[Start of section]

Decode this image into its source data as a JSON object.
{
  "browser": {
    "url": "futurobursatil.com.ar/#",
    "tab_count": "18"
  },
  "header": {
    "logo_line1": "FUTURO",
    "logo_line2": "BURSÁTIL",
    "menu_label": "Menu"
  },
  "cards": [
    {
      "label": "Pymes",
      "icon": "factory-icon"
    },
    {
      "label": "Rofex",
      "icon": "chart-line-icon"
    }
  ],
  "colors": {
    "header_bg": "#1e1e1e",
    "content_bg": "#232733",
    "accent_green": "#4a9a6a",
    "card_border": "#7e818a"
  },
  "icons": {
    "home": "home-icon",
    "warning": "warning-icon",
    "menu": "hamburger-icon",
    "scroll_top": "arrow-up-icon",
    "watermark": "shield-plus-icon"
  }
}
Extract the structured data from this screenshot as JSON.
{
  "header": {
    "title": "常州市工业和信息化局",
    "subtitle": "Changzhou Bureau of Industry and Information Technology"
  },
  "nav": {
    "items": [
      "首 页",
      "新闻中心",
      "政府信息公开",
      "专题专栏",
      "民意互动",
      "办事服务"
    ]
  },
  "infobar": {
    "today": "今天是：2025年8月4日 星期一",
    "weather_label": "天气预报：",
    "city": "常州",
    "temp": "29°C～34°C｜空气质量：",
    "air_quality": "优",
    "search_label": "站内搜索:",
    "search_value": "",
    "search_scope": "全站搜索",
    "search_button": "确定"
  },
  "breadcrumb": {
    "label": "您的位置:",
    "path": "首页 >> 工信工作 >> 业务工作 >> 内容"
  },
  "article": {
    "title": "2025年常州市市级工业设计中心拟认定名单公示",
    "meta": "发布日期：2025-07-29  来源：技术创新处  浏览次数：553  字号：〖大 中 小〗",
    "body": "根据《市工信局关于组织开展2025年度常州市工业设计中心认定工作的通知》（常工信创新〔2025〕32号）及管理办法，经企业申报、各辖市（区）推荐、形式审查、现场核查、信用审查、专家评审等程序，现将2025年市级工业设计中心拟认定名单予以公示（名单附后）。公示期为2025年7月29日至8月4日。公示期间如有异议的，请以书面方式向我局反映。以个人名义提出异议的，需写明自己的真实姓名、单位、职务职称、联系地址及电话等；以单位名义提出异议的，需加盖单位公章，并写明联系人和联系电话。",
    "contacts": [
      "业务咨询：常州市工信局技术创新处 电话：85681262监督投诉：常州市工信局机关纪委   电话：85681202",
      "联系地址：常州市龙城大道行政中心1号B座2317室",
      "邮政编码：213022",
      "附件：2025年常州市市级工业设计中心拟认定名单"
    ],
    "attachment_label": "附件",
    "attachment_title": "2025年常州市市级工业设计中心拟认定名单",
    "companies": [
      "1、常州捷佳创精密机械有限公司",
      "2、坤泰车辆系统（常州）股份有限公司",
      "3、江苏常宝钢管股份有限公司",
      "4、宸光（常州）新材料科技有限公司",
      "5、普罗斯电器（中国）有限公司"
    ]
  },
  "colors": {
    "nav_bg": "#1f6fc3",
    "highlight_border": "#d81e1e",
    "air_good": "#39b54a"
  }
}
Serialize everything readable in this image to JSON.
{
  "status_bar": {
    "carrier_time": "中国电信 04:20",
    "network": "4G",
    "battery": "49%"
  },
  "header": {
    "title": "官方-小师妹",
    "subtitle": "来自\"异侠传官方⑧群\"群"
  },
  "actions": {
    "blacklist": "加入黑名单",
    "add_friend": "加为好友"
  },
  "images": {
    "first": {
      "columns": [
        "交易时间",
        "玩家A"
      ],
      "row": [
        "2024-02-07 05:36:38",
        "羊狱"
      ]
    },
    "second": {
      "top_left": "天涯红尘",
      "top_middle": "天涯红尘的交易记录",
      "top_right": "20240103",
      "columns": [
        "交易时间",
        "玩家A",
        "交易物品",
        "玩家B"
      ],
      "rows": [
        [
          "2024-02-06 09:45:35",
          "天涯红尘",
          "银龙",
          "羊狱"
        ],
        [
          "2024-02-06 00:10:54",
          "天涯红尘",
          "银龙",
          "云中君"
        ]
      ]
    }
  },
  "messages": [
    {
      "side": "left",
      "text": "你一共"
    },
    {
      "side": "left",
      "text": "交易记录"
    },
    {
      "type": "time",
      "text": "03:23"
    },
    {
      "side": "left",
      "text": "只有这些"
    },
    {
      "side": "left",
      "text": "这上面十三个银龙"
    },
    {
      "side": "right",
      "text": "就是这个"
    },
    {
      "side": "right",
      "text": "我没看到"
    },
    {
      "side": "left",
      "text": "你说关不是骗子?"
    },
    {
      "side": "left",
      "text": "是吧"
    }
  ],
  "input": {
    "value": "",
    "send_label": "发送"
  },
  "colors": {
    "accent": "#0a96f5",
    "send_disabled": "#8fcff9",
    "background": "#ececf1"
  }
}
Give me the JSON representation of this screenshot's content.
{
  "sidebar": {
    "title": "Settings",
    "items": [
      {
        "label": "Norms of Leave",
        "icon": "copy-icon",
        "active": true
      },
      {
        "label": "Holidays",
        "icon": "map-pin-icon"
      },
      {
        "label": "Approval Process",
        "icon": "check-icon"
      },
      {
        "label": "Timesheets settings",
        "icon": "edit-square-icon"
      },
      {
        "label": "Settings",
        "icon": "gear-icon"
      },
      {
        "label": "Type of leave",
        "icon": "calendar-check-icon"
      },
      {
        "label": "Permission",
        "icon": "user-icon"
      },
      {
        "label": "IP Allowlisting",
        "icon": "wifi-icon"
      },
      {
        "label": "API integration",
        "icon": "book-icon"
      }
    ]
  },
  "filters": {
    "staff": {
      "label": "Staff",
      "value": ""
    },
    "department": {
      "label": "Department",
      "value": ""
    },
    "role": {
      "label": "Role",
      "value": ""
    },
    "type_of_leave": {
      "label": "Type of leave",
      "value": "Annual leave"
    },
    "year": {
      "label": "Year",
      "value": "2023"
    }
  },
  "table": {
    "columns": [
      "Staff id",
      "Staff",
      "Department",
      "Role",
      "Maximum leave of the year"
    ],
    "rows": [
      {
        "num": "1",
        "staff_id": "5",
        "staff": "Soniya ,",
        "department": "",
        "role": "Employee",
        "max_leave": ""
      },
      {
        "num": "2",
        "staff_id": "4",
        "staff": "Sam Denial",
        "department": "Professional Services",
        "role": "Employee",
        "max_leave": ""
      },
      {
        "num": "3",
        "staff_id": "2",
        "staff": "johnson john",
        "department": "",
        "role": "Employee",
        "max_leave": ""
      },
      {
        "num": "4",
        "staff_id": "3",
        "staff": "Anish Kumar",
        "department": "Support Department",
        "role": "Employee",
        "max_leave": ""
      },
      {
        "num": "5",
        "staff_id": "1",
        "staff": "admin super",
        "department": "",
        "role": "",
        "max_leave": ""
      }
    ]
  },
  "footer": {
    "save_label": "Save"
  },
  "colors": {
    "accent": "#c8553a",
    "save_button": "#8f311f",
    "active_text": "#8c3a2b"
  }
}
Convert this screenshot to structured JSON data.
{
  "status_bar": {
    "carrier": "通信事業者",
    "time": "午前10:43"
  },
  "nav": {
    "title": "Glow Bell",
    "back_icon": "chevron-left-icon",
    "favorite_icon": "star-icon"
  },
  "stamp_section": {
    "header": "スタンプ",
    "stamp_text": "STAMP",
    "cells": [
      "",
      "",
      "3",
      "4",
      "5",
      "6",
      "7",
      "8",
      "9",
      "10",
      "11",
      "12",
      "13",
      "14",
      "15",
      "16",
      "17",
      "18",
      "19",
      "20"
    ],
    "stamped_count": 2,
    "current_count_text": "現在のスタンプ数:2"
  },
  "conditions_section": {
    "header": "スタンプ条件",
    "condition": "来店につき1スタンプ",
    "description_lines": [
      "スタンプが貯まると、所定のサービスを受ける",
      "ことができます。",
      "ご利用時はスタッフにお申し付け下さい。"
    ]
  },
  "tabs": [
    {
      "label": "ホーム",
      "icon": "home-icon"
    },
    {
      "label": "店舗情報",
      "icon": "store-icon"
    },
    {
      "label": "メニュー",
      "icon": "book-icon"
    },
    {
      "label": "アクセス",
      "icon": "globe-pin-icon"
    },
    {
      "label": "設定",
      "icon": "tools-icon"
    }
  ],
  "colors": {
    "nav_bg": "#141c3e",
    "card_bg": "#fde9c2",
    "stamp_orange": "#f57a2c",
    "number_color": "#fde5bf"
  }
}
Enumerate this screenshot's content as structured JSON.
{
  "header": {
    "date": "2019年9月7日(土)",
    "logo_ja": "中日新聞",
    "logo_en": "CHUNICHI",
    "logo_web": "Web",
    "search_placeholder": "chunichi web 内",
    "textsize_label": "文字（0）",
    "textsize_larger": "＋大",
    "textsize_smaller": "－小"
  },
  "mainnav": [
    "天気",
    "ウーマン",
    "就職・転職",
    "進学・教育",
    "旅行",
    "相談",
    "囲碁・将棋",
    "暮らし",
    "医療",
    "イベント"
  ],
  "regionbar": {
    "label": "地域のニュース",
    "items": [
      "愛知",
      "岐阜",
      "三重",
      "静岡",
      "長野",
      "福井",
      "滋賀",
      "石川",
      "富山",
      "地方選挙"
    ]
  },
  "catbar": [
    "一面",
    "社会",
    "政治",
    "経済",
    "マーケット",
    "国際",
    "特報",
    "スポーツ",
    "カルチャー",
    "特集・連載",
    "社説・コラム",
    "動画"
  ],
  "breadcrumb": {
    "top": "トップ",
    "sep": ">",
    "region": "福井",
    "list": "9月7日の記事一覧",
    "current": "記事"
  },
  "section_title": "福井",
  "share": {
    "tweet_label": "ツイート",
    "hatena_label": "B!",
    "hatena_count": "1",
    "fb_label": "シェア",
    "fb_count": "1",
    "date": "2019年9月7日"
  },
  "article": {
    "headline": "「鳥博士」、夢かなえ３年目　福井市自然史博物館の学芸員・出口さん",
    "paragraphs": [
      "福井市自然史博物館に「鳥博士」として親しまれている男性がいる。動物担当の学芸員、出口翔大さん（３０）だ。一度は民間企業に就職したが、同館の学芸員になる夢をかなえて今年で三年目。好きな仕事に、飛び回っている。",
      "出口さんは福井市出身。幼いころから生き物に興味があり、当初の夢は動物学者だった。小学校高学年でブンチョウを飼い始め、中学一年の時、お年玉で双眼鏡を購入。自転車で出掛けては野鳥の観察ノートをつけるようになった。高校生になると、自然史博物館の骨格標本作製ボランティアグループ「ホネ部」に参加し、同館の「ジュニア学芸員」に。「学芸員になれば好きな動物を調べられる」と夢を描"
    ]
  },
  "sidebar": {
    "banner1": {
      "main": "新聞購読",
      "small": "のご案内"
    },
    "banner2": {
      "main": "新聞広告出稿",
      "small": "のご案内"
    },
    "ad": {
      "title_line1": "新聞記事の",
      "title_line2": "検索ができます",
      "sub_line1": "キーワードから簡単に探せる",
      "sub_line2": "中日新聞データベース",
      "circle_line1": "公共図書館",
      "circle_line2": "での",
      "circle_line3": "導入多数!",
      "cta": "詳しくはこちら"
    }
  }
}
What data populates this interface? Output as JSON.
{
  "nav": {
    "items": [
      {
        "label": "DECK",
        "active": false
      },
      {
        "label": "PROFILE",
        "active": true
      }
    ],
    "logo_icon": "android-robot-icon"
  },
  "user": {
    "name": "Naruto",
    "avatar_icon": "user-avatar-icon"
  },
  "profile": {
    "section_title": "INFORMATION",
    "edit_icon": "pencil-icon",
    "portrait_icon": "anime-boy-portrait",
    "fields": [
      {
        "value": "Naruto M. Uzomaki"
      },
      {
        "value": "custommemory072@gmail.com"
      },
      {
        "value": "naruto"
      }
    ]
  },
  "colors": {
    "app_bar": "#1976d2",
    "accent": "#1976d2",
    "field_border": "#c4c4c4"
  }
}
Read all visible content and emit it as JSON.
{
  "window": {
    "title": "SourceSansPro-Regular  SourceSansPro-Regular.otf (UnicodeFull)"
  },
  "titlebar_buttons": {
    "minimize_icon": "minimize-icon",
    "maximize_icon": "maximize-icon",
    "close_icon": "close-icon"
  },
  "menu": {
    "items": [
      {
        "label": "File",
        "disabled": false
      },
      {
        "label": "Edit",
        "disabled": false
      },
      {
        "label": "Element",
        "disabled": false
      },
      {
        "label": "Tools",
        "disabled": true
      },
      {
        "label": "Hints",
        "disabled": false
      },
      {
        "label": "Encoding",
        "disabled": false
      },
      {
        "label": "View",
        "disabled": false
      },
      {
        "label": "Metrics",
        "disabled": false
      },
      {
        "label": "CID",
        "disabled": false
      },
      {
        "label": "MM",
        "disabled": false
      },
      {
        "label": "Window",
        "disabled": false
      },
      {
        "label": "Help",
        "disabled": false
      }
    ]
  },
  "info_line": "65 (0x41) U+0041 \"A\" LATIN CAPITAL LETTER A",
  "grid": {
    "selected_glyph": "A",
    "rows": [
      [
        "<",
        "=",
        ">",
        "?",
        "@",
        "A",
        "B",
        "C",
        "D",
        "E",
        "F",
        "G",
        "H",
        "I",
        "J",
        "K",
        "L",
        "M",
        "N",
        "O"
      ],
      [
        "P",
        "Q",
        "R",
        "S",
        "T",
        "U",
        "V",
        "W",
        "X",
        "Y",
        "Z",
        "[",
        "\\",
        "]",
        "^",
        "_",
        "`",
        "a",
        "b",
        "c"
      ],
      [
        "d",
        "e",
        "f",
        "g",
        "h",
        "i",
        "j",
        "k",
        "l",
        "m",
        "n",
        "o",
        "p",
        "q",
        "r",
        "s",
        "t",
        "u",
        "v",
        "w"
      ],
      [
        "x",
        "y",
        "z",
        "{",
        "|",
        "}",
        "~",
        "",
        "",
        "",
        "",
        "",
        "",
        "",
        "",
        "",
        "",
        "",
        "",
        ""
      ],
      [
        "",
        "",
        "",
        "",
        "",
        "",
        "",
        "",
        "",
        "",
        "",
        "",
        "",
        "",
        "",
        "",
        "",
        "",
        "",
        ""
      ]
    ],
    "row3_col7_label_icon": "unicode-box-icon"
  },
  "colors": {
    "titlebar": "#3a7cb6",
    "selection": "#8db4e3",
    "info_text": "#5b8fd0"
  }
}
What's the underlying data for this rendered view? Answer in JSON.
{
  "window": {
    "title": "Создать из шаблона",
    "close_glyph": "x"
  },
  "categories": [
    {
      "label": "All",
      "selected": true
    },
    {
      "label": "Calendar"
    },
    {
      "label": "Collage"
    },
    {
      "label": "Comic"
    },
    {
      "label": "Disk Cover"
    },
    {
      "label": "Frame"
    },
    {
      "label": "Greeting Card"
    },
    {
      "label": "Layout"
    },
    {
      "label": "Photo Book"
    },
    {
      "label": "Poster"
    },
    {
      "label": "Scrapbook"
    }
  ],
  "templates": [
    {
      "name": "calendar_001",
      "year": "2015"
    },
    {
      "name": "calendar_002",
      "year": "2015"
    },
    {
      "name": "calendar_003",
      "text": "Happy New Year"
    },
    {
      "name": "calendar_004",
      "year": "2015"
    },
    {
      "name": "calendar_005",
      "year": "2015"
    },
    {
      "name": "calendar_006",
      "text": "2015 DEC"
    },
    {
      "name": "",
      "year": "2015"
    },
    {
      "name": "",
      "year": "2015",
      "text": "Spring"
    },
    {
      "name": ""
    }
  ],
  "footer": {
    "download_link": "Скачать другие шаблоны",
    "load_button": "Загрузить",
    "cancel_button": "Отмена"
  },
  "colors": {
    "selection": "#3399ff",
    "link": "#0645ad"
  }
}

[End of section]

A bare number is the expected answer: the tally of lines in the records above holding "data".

▸ **Your response**:
5